The detective

Detectives are often ND-coded in crime fiction stories. Their actions and diverse thought patterns are typically not understood by those around them. So, their personalities are labelled as “different”, or their mannerisms are classed as odd or eccentric.

Some are explicitly ND, such as Adrian Monk in the US series Monk and Saga Norén in the nordic noir series The Bridge. Others have been headcanoned as ND – most frequently, Sherlock Holmes in his various iterations.

Many argue that David Suchet is the quintessential screen Poirot.

Here are seven reasons why Hercule Poirot is also ND-coded:

1. Social exclusion

Poirot is regularly seen as “different” by those around him. Often, this is attributed to him being Belgian, with other characters drawing attention to his “odd” behaviours. He is also described as “positively exotic” in 1937’s Dumb Witness, and is regularly referred to as being French, something which angers Poirot.

2. Scripting

Poirot scripts conversations prior to having them, planning out what he will say and how he will act towards people, much like autistic people often do.

3. Masking

He also masks, which is a phenomenon frequently reported by autistic people, in which they hide or reduce elements of themselves to fit in. Poirot does this by putting on his “foreign shield of exaggerated mannerisms” – sometimes taking advantage of his uniqueness, knowing how others will see him and behaving accordingly.

4. Psychology

Poirot is interested in psychology, a common special interest for autistic people, who often wish to have an in-depth understanding of people.

He states that his brain and mind work differently to those around him, and arguably values his enduring companion Hastings for his “neurotypical” insights, telling him: “In you, Hastings, I find the normal mind almost perfectly illustrated.”

A book with the words 'Agatha Christie - The Murder of Roger Ackroyd' sits on a wooden surface.
The Murder of Roger Ackroyd (1926) was the third novel to feature Poirot as the lead detective. Plateresca/Shutterstock

5. Interaction

Poirot also displays a unique interaction style which other characters often do not understand, or label peculiar. This mirrors the differences in communication preferences, and misunderstandings this can lead to, between neurotypical and ND people.

Poirot is less governed by social norms and customs, considering each character as an individual, regardless of their age, sex, gender or socioeconomic status. Christie often played on the readers’ prejudice, with the detective obliged to see beyond this.

For example, in Peril at End House (1932), Hastings believes that an affable sea commander must be above suspicion, but Poirot responds: “Doubtless he has been to what you consider the right school. Happily, being a foreigner, I am free from these prejudices, and can make investigations unhampered by them.”

6. Routine

Poirot is very particular in the way he solves crimes, through order and method.
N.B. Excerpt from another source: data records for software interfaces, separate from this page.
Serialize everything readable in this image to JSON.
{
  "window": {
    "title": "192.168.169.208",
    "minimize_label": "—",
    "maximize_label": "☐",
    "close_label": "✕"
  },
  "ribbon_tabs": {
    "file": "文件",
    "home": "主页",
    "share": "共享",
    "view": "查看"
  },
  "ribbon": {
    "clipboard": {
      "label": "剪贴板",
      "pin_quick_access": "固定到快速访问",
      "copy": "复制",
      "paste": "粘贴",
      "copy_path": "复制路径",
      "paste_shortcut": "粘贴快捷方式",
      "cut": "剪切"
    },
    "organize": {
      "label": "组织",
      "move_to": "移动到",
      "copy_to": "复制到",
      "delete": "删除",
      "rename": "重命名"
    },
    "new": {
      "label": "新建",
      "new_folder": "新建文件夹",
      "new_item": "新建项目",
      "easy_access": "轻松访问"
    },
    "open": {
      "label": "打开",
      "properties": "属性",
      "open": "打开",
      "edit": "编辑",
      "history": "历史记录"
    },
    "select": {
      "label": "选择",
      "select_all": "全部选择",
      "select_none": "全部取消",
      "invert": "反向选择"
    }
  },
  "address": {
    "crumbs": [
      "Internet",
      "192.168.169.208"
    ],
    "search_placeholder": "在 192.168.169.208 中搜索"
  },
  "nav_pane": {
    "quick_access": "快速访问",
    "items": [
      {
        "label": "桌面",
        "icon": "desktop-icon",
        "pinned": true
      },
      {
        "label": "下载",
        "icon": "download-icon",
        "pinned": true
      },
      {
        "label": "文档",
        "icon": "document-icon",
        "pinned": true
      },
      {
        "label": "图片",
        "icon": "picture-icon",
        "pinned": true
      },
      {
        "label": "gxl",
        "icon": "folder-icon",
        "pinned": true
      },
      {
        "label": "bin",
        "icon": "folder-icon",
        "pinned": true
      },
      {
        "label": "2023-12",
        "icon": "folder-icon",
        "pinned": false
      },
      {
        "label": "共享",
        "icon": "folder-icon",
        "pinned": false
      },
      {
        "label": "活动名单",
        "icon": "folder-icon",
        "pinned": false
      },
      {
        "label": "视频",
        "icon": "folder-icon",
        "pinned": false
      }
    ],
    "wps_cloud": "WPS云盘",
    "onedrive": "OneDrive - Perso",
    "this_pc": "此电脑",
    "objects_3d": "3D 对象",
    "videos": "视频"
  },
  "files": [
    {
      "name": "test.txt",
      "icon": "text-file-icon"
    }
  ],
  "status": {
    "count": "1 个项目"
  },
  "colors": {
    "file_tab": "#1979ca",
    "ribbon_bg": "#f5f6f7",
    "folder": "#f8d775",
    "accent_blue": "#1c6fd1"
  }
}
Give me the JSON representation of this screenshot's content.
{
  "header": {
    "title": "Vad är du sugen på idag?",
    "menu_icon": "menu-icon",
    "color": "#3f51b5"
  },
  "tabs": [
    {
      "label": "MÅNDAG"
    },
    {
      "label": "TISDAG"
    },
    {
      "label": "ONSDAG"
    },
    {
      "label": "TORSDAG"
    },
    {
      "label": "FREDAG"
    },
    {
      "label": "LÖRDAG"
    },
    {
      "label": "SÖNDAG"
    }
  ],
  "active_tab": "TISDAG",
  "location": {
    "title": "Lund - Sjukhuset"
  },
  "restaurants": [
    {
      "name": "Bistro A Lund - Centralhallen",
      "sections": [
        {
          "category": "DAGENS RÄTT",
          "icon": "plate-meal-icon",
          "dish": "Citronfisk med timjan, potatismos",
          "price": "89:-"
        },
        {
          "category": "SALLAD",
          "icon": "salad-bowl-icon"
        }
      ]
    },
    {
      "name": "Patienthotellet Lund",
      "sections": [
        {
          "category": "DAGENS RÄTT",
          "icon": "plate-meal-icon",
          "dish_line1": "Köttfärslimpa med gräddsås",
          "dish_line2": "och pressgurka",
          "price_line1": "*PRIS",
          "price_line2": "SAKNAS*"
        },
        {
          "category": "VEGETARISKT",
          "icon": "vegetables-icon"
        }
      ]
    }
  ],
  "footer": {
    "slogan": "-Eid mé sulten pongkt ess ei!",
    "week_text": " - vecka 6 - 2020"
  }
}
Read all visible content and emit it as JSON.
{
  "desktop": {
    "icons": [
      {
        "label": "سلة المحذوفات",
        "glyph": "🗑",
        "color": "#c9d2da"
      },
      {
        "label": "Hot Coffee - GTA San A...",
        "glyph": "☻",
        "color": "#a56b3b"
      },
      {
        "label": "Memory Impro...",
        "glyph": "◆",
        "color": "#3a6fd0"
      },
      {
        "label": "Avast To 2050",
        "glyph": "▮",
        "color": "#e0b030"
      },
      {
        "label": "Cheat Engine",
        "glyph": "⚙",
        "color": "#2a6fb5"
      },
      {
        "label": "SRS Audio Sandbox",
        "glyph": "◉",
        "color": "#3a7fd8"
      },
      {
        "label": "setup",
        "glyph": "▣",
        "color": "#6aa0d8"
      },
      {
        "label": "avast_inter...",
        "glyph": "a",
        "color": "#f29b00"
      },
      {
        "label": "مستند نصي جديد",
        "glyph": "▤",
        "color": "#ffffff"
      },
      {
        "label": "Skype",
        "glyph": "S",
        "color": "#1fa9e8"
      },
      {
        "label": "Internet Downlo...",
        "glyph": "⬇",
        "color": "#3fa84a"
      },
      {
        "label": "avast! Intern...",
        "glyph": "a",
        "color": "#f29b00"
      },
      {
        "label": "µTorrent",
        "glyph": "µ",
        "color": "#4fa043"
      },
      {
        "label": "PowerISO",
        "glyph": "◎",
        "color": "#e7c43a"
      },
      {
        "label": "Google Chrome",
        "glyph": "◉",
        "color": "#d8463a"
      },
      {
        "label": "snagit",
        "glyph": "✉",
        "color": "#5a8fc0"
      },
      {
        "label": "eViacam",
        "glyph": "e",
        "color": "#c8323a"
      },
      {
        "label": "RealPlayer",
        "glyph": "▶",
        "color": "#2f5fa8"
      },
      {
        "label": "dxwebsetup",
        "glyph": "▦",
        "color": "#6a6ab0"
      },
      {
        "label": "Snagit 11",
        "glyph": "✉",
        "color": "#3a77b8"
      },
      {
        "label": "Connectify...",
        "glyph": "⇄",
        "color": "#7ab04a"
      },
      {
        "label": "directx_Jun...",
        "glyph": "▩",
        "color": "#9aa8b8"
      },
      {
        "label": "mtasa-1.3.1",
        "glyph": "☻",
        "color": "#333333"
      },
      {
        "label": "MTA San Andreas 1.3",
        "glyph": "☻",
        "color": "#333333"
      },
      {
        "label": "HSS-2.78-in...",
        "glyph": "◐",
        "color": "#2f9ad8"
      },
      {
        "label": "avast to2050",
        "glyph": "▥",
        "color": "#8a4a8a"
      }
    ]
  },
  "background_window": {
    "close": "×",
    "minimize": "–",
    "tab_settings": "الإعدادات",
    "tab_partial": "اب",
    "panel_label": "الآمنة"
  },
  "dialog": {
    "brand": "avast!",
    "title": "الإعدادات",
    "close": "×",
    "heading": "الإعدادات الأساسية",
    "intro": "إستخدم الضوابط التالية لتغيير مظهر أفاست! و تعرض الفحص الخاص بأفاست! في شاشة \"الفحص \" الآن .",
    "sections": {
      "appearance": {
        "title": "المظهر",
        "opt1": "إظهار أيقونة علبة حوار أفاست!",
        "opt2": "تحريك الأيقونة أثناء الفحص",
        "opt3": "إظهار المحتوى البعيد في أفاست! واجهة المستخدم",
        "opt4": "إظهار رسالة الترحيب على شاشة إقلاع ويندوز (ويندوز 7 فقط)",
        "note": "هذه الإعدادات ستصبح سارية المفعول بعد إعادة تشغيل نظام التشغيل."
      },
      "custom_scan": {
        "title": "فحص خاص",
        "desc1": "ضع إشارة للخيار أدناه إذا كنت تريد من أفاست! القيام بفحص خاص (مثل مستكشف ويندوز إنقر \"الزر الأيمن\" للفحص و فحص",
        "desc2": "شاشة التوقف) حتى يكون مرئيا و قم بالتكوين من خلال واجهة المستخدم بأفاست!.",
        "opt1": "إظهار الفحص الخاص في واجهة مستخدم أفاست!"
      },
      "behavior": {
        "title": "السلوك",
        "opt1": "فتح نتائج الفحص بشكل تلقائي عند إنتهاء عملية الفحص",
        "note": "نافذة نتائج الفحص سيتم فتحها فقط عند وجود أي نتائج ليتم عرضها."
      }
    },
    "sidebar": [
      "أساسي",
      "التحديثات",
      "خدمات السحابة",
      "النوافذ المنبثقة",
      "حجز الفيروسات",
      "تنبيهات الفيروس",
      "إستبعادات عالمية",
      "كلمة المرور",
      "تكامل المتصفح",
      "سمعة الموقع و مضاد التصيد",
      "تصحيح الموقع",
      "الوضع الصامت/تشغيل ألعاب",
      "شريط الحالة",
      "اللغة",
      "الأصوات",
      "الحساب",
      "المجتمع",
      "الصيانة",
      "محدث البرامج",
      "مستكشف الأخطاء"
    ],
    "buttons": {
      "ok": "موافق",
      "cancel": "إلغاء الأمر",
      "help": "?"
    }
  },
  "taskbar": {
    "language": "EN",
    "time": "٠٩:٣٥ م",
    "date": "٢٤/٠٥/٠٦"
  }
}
He enjoys keeping a routine, typically revolving around his meals, which he is also very particular about: “For my breakfast, I have only toast which is cut into neat little squares.”

Autistic people often find comfort in familiarity and in eating the same or safe foods.

7. Sensory regulation

Poirot wears tight, patent leather shoes, as described in Hallowe’en Party (1969): “He was unsuitably attired as to the feet in patent leather shoes which were, so Mr Fullerton guessed shrewdly, too tight for him.”

This habit is arguably for sensory reasons, which is very important for autistic people and their wellbeing.

Poirot requires a particular sensory environment to think properly, and values his alone time to process what he has learnt. He also likes to keep his immediate surroundings, including his friend Hastings, neat and orderly.

Although Poirot’s neurotype is never explicitly detailed in Christie’s works, fellow ND readers who understand and recognise these codes may headcanon Poirot as part of their community.

Want to write?

Write an article and join a growing community of more than 187,200 academics and researchers from 4,998 institutions.

Register now